Who could read that propaganda? Pompeii looks like an excellent laboratory for settling some of the much-contested questions about the extent and significance of literacy in the ancient world. Not so, really, because Pompeii, at least before the earthquake of 62, had been much better- off for many generations, and hence probably more literate, than most places in the western Roman Empire. But the main questions are normally taken to be: Who wrote all those graffiti and painted notices, and who was expected to understand them? Beard sees that these are hard questions to answer, but she gives in too easily to the argument that the graffiti in Pompeii’s famous brothel must have been written by poor men because the rich had slaves to provide them with casual sex, an argument that begs several major questions, and in fact proves nothing. She might have said more about the vital matter of schooling, formal and informal. And some readers will feel a need here for comparisons with other pre-modern towns. That, indeed, was an intractable problem for the entire project: a social historian is likely to want comparisons, while the prospective visitor to the site might find them intrusive.
Pompeii in 79 contained a huge number of graffiti. It also contained a huge number of metal artefacts, in metals precious and base: nails, locks, knives, carpenters’ tools, rakes and hoes and farm implements, pipes, kitchen and eating utensils, statues, jewellery, lamps and candelabra, horse and wagon paraphernalia, and gadgets that we do not understand, not to mention coins and many, many other things. The majority of these objects, except the coins, were made in Pompeii or neighbouring towns, with raw materials that were imported. Which raises a set of questions about the Pompeian economy, Beard’s weakest suit. In essence her model of the first-century economy is too “primitivist”, in spite of her attempt to distance herself from that school of thought.
She is haunted by the concept of “staples”, even though her whole study powerfully suggests that there was strong demand for great numbers of things besides grain, olive oil and wine (what, incidentally, of the butchers? The great difference between this book and almost any social history of a medieval Italian town you care to open is the absence of the macellai). A second edition might look more closely at Roman Campania’s dynamic economy.
Finally, sex: in the face of the erotic art and graffiti, Beard keeps her head better than most other recent writers, taking the wind out of the sails of the over-excited American scholar who claimed to identify no fewer than forty-one Pompeian whorehouses. But when she judged the wall paintings in the House of the Chaste Lovers to be “decorous”, she must have been looking at the wrong wall.

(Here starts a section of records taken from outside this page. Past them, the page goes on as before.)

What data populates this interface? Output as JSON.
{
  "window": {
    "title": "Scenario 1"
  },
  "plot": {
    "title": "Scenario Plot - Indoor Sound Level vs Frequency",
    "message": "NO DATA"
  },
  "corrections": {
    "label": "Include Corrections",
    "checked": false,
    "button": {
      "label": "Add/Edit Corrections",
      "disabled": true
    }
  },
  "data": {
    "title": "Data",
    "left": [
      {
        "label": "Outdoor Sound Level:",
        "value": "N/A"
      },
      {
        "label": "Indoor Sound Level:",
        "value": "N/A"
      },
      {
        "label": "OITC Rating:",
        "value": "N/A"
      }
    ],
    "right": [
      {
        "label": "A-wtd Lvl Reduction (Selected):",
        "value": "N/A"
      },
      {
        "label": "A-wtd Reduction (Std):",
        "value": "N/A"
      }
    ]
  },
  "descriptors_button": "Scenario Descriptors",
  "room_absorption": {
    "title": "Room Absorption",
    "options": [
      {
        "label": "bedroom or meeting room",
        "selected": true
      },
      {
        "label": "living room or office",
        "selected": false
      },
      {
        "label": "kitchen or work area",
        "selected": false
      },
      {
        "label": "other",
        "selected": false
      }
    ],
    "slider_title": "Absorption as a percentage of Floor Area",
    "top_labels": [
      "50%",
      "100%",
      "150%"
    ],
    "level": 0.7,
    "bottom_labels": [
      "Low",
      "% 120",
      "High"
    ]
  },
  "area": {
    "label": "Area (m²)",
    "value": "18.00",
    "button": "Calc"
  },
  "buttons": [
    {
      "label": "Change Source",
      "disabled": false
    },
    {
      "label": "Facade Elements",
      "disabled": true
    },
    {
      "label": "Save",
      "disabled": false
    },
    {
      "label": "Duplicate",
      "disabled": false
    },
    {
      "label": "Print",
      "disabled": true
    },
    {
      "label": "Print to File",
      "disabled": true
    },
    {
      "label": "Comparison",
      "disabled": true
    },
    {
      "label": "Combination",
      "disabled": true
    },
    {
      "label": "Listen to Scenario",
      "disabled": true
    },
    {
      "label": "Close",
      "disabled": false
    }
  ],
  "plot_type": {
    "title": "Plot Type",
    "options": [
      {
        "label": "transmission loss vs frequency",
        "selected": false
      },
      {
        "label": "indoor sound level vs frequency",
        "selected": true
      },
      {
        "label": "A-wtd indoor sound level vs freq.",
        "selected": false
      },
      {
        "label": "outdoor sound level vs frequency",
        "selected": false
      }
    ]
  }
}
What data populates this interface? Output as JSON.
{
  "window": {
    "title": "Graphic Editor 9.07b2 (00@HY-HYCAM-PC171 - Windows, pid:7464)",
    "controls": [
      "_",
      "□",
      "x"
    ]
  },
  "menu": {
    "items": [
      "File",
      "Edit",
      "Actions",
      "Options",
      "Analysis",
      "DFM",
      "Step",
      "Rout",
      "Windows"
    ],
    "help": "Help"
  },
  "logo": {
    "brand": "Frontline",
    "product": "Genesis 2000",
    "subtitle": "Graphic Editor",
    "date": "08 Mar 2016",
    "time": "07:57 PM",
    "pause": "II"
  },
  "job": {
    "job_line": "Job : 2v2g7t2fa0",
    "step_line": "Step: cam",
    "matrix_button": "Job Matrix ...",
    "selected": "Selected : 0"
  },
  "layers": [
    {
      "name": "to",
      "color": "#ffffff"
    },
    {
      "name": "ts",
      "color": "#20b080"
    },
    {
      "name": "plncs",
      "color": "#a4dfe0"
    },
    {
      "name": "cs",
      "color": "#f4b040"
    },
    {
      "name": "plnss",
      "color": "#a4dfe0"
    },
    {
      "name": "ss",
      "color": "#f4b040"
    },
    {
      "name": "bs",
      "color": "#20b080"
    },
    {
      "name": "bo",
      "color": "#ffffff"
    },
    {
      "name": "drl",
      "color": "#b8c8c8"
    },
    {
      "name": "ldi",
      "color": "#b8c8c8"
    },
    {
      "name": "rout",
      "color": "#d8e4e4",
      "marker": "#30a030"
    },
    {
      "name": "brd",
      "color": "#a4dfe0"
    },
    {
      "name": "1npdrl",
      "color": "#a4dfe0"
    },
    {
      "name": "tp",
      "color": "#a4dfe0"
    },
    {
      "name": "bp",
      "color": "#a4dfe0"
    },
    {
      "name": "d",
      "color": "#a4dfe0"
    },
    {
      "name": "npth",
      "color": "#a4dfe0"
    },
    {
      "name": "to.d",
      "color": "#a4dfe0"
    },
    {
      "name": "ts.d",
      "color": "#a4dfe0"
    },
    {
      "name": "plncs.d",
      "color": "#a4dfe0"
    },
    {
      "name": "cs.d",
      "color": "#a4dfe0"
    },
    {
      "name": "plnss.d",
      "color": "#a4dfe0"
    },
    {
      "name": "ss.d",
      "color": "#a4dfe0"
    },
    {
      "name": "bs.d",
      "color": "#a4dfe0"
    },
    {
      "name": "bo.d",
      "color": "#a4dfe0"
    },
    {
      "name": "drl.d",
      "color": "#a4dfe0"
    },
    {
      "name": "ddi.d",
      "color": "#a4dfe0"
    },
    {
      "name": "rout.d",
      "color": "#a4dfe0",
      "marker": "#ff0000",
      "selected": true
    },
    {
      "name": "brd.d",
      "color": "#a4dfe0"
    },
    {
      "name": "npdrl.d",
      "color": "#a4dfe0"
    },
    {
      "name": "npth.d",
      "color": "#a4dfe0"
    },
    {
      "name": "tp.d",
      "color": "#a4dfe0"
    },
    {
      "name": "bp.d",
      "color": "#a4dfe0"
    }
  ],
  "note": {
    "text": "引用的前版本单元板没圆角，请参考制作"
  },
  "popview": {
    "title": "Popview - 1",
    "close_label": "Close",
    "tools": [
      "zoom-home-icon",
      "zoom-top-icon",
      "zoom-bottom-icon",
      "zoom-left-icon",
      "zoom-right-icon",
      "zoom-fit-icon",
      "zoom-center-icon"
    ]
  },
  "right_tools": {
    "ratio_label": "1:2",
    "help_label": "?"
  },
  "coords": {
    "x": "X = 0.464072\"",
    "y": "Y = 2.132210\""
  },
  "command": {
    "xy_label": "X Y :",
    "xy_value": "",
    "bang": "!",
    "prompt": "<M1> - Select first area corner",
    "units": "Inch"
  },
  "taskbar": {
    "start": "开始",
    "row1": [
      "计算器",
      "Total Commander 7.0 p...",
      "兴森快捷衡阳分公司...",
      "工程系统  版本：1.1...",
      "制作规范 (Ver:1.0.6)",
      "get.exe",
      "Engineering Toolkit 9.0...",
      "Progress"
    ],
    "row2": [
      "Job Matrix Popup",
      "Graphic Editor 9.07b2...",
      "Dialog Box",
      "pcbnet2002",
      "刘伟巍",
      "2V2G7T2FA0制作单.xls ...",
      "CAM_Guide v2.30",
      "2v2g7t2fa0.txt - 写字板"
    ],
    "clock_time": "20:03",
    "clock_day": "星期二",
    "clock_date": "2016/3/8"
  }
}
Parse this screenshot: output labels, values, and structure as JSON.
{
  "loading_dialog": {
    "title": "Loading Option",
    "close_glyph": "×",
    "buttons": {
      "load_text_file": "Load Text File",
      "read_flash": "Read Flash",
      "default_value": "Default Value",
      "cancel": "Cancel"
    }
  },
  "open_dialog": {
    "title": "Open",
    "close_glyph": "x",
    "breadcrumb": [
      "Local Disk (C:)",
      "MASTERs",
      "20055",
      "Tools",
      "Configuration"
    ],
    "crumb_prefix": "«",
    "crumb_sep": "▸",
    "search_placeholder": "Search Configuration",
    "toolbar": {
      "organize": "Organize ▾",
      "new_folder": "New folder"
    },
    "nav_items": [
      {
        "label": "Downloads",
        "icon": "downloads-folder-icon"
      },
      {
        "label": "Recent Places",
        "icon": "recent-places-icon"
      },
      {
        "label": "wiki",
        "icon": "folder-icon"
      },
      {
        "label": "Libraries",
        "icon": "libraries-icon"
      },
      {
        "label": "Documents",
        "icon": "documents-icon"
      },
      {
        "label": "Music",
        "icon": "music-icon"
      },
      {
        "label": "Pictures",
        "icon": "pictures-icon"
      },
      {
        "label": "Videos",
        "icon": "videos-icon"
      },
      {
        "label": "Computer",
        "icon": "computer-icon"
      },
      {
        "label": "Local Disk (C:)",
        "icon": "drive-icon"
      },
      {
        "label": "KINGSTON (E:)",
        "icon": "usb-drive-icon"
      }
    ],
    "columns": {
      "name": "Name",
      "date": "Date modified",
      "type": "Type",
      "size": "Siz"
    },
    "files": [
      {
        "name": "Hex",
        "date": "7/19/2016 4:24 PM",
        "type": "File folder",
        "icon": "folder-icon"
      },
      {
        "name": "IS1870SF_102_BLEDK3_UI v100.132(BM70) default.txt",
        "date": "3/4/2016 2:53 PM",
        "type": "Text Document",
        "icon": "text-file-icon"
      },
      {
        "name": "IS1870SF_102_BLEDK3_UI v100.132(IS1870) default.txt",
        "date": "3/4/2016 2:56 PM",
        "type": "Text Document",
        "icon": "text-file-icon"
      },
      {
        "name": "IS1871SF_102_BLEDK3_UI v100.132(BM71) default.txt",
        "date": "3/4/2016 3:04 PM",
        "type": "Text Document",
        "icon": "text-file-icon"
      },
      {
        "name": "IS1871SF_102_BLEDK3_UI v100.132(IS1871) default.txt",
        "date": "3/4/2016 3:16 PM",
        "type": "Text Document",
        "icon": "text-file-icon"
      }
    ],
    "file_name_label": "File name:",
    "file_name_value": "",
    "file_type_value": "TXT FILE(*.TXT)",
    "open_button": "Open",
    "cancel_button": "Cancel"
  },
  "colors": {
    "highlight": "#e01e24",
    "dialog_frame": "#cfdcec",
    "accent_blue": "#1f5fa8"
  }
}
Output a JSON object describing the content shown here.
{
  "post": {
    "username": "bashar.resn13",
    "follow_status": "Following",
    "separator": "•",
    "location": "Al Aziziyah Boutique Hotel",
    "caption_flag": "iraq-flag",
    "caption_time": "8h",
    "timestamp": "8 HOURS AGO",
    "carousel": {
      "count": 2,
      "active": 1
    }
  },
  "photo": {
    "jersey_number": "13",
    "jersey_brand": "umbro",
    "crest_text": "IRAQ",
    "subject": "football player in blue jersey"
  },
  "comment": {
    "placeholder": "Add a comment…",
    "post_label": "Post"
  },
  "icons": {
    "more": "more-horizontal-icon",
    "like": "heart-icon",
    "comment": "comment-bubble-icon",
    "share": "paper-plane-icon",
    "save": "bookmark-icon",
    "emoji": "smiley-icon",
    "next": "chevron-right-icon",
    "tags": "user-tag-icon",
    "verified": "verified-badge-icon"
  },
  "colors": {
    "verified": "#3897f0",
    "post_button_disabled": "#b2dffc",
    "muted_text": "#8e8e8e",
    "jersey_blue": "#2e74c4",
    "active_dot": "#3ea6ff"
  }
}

This is an indispensable book for the Pompeian visitor, including those who know the site well. It succeeds in being wonderfully readable, though certain pages, with their “chaps” and “fiendishly difficult”, may make some readers feel that Professor Beard is talking down to them. My only real regret is that we did not get Herculaneum too.